Data records for software interfaces
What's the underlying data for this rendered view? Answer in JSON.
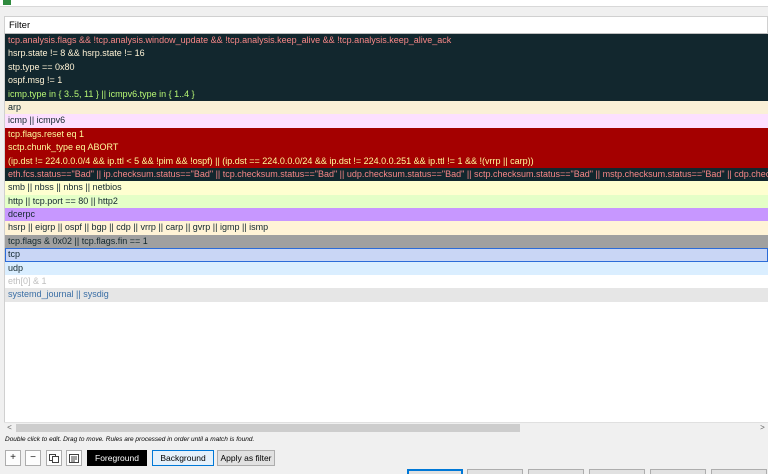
{
  "header": {
    "filter_label": "Filter"
  },
  "rules": [
    {
      "filter": "tcp.analysis.flags && !tcp.analysis.window_update && !tcp.analysis.keep_alive && !tcp.analysis.keep_alive_ack",
      "fg": "#f78787",
      "bg": "#12272e"
    },
    {
      "filter": "hsrp.state != 8 && hsrp.state != 16",
      "fg": "#fff3d6",
      "bg": "#12272e"
    },
    {
      "filter": "stp.type == 0x80",
      "fg": "#fff3d6",
      "bg": "#12272e"
    },
    {
      "filter": "ospf.msg != 1",
      "fg": "#fff3d6",
      "bg": "#12272e"
    },
    {
      "filter": "icmp.type in { 3..5, 11 } || icmpv6.type in { 1..4 }",
      "fg": "#b7f774",
      "bg": "#12272e"
    },
    {
      "filter": "arp",
      "fg": "#12272e",
      "bg": "#faf0d7"
    },
    {
      "filter": "icmp || icmpv6",
      "fg": "#12272e",
      "bg": "#fce0ff"
    },
    {
      "filter": "tcp.flags.reset eq 1",
      "fg": "#fffc9c",
      "bg": "#a40000"
    },
    {
      "filter": "sctp.chunk_type eq ABORT",
      "fg": "#fffc9c",
      "bg": "#a40000"
    },
    {
      "filter": "(ip.dst != 224.0.0.0/4 && ip.ttl < 5 && !pim && !ospf) || (ip.dst == 224.0.0.0/24 && ip.dst != 224.0.0.251 && ip.ttl != 1 && !(vrrp || carp))",
      "fg": "#fffc9c",
      "bg": "#a40000"
    },
    {
      "filter": "eth.fcs.status==\"Bad\" || ip.checksum.status==\"Bad\" || tcp.checksum.status==\"Bad\" || udp.checksum.status==\"Bad\" || sctp.checksum.status==\"Bad\" || mstp.checksum.status==\"Bad\" || cdp.checksum.status==\"Bad\"",
      "fg": "#f78787",
      "bg": "#12272e"
    },
    {
      "filter": "smb || nbss || nbns || netbios",
      "fg": "#12272e",
      "bg": "#feffd0"
    },
    {
      "filter": "http || tcp.port == 80 || http2",
      "fg": "#12272e",
      "bg": "#e4ffc7"
    },
    {
      "filter": "dcerpc",
      "fg": "#12272e",
      "bg": "#c797ff"
    },
    {
      "filter": "hsrp || eigrp || ospf || bgp || cdp || vrrp || carp || gvrp || igmp || ismp",
      "fg": "#12272e",
      "bg": "#fff3d6"
    },
    {
      "filter": "tcp.flags & 0x02 || tcp.flags.fin == 1",
      "fg": "#12272e",
      "bg": "#a0a0a0"
    },
    {
      "filter": "tcp",
      "fg": "#12272e",
      "bg": "#c9d6f5",
      "selected": true
    },
    {
      "filter": "udp",
      "fg": "#12272e",
      "bg": "#daeeff"
    },
    {
      "filter": "eth[0] & 1",
      "fg": "#bfbfbf",
      "bg": "#ffffff"
    },
    {
      "filter": "systemd_journal || sysdig",
      "fg": "#3a6ea5",
      "bg": "#e6e6e6"
    }
  ],
  "hint": "Double click to edit. Drag to move. Rules are processed in order until a match is found.",
  "toolbar": {
    "add_label": "+",
    "remove_label": "−",
    "foreground_label": "Foreground",
    "background_label": "Background",
    "apply_label": "Apply as filter"
  },
  "scrollbar": {
    "left_arrow": "<",
    "right_arrow": ">"
  }
}
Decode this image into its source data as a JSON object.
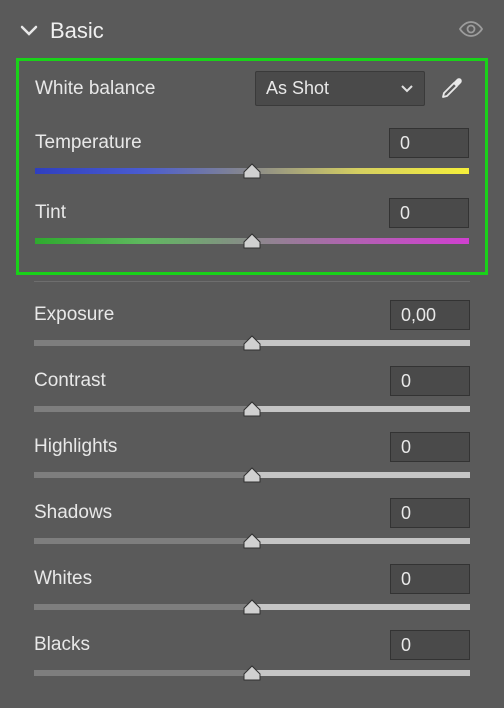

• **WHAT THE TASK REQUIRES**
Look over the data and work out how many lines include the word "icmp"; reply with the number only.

• **EXERCISE SOLUTION**
2